Reducing poverty in the US should be an urgent task
The United States is the richest and most powerful country in the world. It could afford to spend more than one trillion dollars in wars in Iraq and Afghanistan and make B-2 stealth bombers that cost $2 billion a piece. Yet daily life in its cities often defies such an image.
On my way to and from work via the Washington Metro, it’s almost always the beggars who greet passengers coming in and out of the stations. Men and women, old and young, hold signs of “hungry”, “out of job”, “homeless” or “homeless veterans”.
And outside the Martin Luther King Jr Memorial Library just two blocks from my Metro Center stop, there are lines of homeless people waiting for free meals distributed by charity organizations or shelter buses to pick them up and take them to a place to stay.
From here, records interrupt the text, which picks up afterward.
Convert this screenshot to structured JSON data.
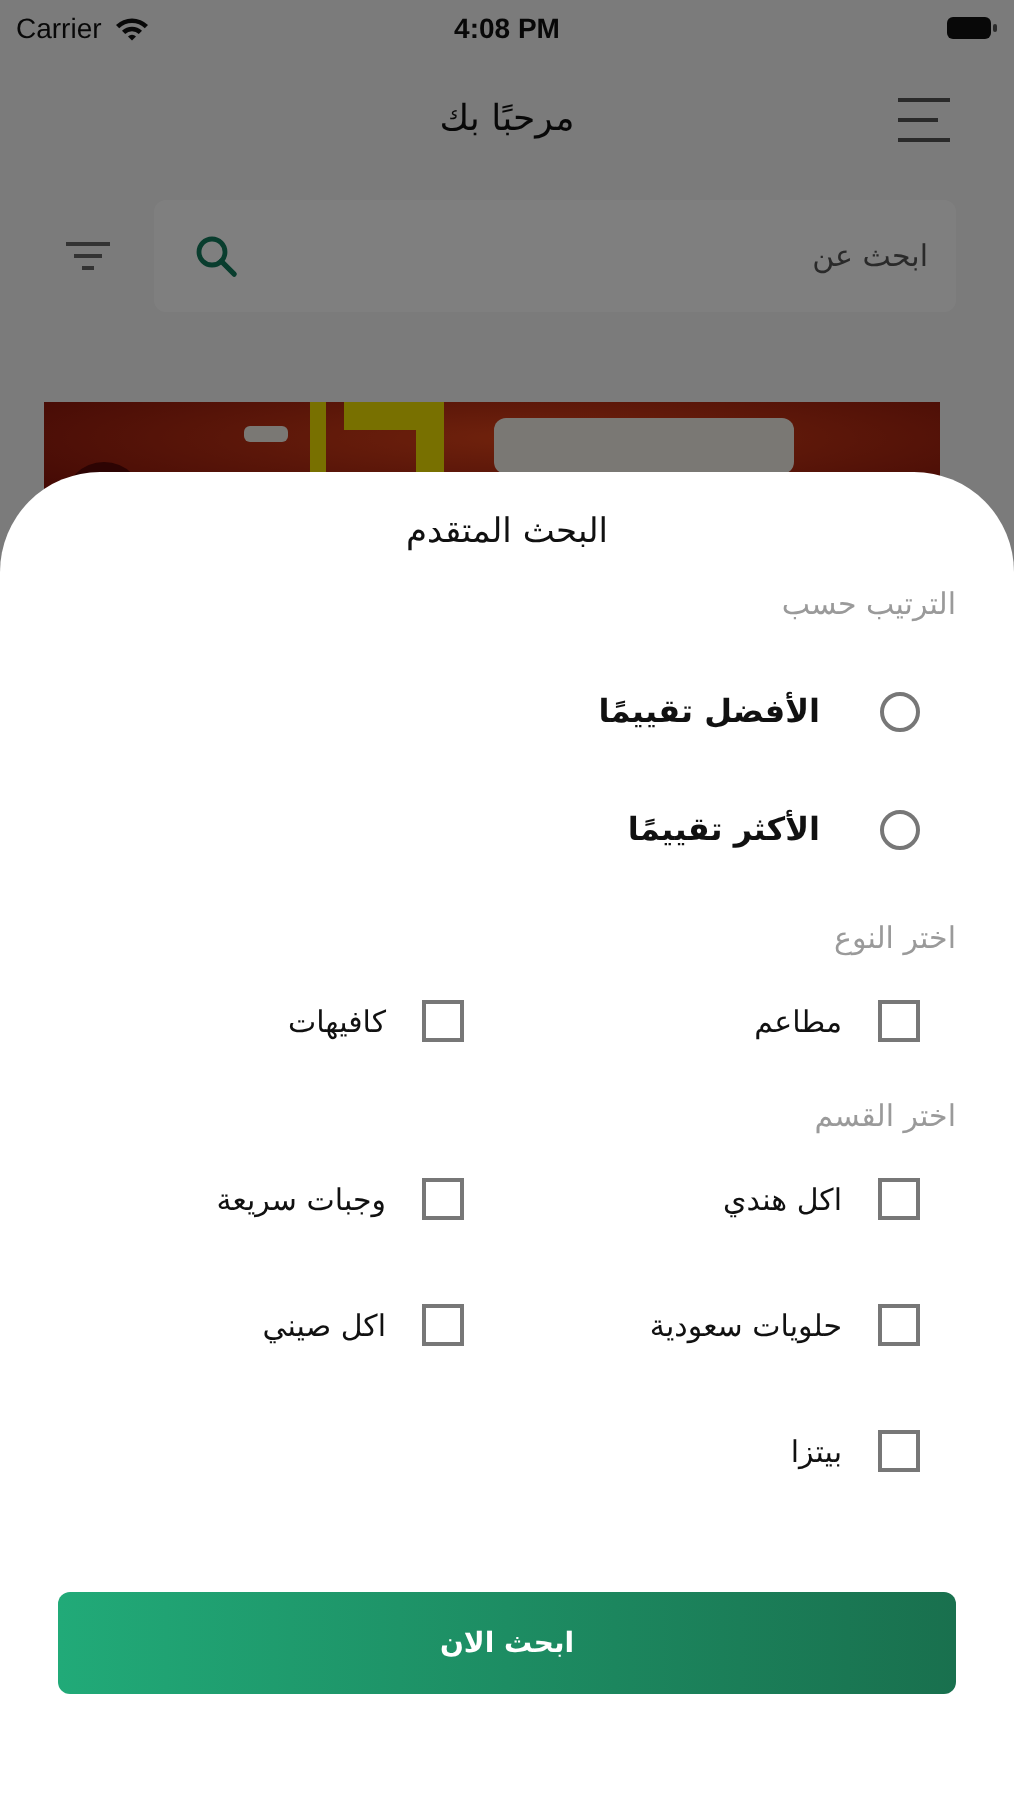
{
  "status_bar": {
    "carrier": "Carrier",
    "time": "4:08 PM"
  },
  "header": {
    "title": "مرحبًا بك"
  },
  "search": {
    "placeholder": "ابحث عن"
  },
  "sheet": {
    "title": "البحث المتقدم",
    "sections": [
      {
        "label": "الترتيب حسب",
        "kind": "radio",
        "options": [
          {
            "label": "الأفضل تقييمًا",
            "selected": false
          },
          {
            "label": "الأكثر تقييمًا",
            "selected": false
          }
        ]
      },
      {
        "label": "اختر النوع",
        "kind": "checkbox",
        "options": [
          {
            "label": "مطاعم",
            "checked": false
          },
          {
            "label": "كافيهات",
            "checked": false
          }
        ]
      },
      {
        "label": "اختر القسم",
        "kind": "checkbox",
        "options": [
          {
            "label": "اكل هندي",
            "checked": false
          },
          {
            "label": "وجبات سريعة",
            "checked": false
          },
          {
            "label": "حلويات سعودية",
            "checked": false
          },
          {
            "label": "اكل صيني",
            "checked": false
          },
          {
            "label": "بيتزا",
            "checked": false
          }
        ]
      }
    ],
    "button": "ابحث الان"
  }
}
But some of the homeless choose to sleep on benches in parks, some in cardboard boxes in small alleys. In the sub-zero days like two weeks ago, some homeless slept on the sidewalks over the subway grates so the rising heat would keep them warm.
Such a picture is true not just in New York and DC, but other major US cities, such as San Francisco and Seattle. They are all great cities and my favorite cities in the US, but they would be so much nicer without such a scene, an inhuman one especially for a country as rich as the US.
In his coverage of Camden, New Jersey, last year, NBC TV’s news anchor Brian Williams described the poorest US city as “staggering poverty surrounded by staggering wealth.” Run-down houses in Camden contrast sharply to the glitzy skyscrapers of Philadelphia on the other side of the Delaware River.
Statistics showed that 15 percent of Americans, or close to 50 million, were living in poverty in 2012, according to the US Census.
These included a disproportionate number of African Americans and Latinos. A Pew Center report shows that poverty among African Americans, though falling slightly over the years, is still more than double the rate for whites, 27.2 percent against 12.7 percent. Meanwhile, the share of Hispanics in poverty has risen over the years to 25.6 percent in 2012.
There is no doubt that the poverty in the US is quite different from that in the developing world. Many of the poor in the US may have computers, dishwashers and cars. But the existence of such a large underprivileged group shows that something has gone seriously wrong in this society.
Americans have been debating issues such as poverty and minimum wage in the past weeks as they mark the 50th anniversary of President Lyndon Johnson’s War on Poverty. Some have applauded the great achievements since the early 1960s, but others mocked it by quoting President Ronald Reagan as saying that “the United States fought a war on poverty and poverty won.”
Both may be right to some extent, but the poverty seen on America’s streets on a daily basis, and much more behind the streets, means the country is far from accomplishing its war on poverty.
No wonder International Monetary Fund Managing Director Christine Lagarde would point finger at the US on Wednesday when she warned that in far too many countries, benefits of growth are being enjoyed by far too few people.
She described the fact that 95 percent of income gains since 2009 went to the top 1 percent in the US as “not a recipe for stability and sustainability.”
It’s clear that poverty reduction is not just an urgent task for developing countries like China, which, despite lifting 600 million out of poverty in the past few decades, still faces enormous hard work ahead. It’s also a pressing one for the richest superpower. The author, based in Washington DC, is deputy editor of China Daily USA.